Geographical indications: the legal protection of cultural and social heritage
In the satirical comedy The Mouse That Roared (1959), the fictious Duchy of Grand Fenwick declares war on the USA after an American company starts distributing a cheaper imitation of the Duchy's sole export product, the Pinot Grand Fenwick wine. While the movie has a happy ending, one might ask whether the conflict could have been prevented if geographical indications for products had been recognised and thoroughly protected by law.
Geographical indications (GIs) are a form of intellectual property protection closely tied to specific geographical locations and the goods produced in them. GIs are used to protect products with a given quality, reputation or other characteristics linked to a particular geographical origin. Well-known examples include Scotch Whisky, Champagne, Cognac, Parmigiano Reggiano, Prosciutto di Parma or the San Marzano tomato.
The products often rely on local know-how and traditions and are based on the use of local production methods rooted in the region's cultural and social heritage. Their protection by IP rights aims not only at improving consumers' awareness about product authenticity, but also at contributing to the development of geographical locations.
Until today, the legal protection of geographic indications in the EU has been limited to wines, spirits, foodstuffs and other agricultural products. Such rules will be modernised and a new EU Regulation will extend the scope of protection to a large variety of craft and industrial products, such as jewellery, cutlery, glass, porcelain, textiles, lace, natural stones, woodwork or hides and skins. While the project to modernise the existing protection regime is still in the legislative process, the regulation on the new geographical indication protection for craft and industrial products entered into force in late 2023.
The new rules will provide manufacturers of products with particularly strong links to a specific geographical area uniform and EU-wide protection against misuse and imitation. Registrations may be filed with national authorities but will be registered in a single EU-wide database to be created and maintained by the EUIPO.

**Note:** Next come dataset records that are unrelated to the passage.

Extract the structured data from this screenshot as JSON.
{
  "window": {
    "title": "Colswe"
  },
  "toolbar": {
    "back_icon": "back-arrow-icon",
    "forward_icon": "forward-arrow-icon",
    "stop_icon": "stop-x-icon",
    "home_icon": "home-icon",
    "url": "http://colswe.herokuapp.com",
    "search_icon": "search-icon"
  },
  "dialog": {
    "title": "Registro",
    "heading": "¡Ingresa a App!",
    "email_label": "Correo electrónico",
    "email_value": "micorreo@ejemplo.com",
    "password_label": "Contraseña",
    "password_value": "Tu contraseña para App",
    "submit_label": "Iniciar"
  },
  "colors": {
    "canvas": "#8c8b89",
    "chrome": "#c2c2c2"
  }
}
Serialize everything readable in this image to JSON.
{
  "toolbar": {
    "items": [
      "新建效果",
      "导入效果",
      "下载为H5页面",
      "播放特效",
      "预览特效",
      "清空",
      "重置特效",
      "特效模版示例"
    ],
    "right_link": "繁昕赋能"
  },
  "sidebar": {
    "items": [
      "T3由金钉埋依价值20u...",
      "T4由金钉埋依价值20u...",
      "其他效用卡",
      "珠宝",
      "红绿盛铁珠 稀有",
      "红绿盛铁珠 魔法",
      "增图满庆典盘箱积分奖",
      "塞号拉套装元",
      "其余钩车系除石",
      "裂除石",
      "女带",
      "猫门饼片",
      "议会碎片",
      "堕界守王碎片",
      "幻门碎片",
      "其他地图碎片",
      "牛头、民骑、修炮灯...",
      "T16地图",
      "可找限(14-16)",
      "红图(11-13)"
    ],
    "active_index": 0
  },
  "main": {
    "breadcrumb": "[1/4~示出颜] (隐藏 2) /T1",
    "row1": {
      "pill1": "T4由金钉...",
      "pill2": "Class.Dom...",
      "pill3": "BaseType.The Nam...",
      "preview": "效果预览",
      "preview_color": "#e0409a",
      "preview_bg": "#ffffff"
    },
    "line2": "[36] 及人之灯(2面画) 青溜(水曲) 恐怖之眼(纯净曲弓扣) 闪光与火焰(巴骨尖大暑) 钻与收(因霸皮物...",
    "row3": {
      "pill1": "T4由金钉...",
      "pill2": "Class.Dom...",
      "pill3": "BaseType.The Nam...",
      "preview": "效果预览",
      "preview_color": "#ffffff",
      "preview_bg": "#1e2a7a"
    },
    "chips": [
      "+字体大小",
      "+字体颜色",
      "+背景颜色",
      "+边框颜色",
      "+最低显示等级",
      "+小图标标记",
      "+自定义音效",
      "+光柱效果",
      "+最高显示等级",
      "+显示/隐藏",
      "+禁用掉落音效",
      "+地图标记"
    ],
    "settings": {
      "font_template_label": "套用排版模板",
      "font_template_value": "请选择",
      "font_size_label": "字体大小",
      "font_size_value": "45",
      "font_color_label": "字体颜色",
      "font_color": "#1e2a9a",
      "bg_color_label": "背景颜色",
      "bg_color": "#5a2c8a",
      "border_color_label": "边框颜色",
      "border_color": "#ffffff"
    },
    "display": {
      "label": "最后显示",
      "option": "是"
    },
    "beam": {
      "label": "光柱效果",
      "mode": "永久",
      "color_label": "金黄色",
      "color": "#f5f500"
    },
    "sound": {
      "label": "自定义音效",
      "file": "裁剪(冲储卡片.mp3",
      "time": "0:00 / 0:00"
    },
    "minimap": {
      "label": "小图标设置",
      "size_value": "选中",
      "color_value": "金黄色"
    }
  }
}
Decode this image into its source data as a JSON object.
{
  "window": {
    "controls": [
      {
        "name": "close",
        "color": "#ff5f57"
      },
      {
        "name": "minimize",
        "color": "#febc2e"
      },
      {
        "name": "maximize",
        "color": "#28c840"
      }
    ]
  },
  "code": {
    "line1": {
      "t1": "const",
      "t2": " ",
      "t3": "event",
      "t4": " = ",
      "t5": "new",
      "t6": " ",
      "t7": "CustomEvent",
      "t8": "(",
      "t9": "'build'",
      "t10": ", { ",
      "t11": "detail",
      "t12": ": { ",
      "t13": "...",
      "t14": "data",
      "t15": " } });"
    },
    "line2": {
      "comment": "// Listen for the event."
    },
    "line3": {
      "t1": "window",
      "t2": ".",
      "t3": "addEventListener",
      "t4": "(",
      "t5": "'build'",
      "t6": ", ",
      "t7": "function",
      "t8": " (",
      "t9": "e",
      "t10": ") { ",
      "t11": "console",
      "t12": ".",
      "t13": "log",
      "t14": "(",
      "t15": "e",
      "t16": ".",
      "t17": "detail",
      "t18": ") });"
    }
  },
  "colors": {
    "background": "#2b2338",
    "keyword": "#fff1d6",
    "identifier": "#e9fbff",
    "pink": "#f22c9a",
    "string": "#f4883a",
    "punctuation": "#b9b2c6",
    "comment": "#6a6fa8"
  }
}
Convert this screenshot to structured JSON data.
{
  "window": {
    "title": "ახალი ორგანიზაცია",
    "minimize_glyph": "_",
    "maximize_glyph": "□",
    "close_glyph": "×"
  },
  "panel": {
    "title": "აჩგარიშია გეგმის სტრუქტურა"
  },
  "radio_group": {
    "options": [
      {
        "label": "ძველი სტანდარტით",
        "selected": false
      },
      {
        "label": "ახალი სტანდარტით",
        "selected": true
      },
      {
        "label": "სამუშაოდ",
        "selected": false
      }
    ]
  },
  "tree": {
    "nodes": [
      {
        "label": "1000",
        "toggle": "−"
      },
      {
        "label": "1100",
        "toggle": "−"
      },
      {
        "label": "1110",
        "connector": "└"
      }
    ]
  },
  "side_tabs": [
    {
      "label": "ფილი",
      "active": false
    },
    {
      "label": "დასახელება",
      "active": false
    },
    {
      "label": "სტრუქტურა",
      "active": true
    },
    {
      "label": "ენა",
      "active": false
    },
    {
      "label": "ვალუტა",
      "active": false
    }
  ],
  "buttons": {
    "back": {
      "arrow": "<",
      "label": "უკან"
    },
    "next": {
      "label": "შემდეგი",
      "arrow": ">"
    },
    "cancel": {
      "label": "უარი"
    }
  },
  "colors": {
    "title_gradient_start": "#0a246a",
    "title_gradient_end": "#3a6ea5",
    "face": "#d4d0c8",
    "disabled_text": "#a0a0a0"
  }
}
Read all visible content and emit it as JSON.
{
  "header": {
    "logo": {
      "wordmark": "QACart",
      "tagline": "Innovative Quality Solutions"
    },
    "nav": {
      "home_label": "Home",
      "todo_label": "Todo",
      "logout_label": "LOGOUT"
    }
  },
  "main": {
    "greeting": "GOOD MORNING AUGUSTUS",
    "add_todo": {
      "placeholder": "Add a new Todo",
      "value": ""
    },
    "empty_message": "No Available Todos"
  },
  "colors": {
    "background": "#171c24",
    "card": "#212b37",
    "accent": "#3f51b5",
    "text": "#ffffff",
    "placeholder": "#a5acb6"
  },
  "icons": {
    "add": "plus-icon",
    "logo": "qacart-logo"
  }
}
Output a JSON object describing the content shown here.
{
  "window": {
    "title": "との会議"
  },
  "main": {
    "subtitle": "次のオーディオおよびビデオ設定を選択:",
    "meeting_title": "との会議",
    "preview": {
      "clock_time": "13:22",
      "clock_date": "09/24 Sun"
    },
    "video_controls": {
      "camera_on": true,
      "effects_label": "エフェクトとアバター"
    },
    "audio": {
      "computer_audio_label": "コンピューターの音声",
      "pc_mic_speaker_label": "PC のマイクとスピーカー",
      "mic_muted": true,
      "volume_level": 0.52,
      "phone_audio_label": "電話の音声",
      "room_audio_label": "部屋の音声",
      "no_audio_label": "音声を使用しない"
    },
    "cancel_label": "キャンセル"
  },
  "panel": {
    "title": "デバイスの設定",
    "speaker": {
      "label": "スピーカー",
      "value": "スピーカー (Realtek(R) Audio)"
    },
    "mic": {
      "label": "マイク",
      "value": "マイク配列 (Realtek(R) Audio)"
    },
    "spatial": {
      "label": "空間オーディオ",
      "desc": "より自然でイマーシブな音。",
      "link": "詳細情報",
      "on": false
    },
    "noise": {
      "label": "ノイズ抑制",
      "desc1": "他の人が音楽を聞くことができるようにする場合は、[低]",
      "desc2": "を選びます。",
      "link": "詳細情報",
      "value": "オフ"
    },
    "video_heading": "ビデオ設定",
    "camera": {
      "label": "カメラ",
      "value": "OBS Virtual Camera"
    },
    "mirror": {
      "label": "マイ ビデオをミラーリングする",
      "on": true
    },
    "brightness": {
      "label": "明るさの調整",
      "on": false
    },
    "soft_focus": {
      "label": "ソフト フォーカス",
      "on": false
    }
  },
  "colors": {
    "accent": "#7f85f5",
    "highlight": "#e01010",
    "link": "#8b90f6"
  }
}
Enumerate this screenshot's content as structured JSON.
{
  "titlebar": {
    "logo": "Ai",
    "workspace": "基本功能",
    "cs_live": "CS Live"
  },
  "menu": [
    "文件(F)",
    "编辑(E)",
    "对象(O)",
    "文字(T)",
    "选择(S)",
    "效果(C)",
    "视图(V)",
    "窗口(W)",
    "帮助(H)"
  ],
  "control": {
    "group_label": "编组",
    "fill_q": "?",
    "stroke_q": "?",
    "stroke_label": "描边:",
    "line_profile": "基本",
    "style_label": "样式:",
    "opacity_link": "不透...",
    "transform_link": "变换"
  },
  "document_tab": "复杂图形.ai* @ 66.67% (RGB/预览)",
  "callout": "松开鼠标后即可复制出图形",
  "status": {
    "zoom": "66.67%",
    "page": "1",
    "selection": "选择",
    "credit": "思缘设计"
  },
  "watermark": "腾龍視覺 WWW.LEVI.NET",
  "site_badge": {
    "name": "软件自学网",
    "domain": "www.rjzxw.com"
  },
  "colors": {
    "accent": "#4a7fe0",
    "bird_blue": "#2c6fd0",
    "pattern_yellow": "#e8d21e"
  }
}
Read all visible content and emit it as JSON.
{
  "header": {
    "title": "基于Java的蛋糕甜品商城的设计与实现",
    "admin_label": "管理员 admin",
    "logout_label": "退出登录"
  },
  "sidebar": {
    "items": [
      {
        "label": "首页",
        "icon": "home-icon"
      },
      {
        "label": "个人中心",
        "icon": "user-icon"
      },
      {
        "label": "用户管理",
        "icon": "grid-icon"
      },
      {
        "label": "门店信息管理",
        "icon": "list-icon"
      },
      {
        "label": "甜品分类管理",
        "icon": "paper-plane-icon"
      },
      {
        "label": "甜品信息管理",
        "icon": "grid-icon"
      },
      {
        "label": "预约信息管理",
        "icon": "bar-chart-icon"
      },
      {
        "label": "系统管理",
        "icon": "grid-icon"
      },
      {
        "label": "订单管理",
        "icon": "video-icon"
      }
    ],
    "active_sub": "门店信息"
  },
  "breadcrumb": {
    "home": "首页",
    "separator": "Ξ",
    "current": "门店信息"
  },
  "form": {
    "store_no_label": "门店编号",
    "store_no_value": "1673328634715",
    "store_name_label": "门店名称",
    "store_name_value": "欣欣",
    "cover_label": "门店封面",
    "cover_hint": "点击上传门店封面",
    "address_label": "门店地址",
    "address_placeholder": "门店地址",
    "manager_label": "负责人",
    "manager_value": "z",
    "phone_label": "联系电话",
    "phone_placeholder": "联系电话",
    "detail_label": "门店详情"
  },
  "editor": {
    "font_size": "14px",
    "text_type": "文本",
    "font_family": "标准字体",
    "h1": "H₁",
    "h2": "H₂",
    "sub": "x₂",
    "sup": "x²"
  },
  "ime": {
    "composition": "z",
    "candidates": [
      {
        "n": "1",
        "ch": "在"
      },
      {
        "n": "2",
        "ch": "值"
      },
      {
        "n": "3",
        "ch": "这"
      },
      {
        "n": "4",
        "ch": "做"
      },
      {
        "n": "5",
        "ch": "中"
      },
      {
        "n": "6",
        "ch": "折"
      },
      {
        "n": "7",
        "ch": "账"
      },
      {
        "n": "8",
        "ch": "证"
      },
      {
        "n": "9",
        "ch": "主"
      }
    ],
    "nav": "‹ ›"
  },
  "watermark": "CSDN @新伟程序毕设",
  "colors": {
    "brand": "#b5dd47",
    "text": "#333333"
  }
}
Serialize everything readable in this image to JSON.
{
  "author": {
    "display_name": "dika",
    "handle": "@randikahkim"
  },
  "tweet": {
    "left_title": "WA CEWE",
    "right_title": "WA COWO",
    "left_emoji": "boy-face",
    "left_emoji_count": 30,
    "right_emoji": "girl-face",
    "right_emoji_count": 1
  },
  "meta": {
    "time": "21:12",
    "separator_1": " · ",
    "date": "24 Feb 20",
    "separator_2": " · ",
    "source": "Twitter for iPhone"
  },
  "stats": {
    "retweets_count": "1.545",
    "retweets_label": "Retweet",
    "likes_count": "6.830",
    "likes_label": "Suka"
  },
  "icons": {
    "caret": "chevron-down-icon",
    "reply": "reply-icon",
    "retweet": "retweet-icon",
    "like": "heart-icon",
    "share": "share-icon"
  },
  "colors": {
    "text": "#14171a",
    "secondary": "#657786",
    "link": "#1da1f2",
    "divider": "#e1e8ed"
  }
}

This additional layer of IP protection will certainly be welcomed by many stakeholders, as the harmonisation of rules will add to legal certainty and enforceability of IP rights, helping to ensure that the passion and effort put into these unique products are appropriately recognised and rewarded.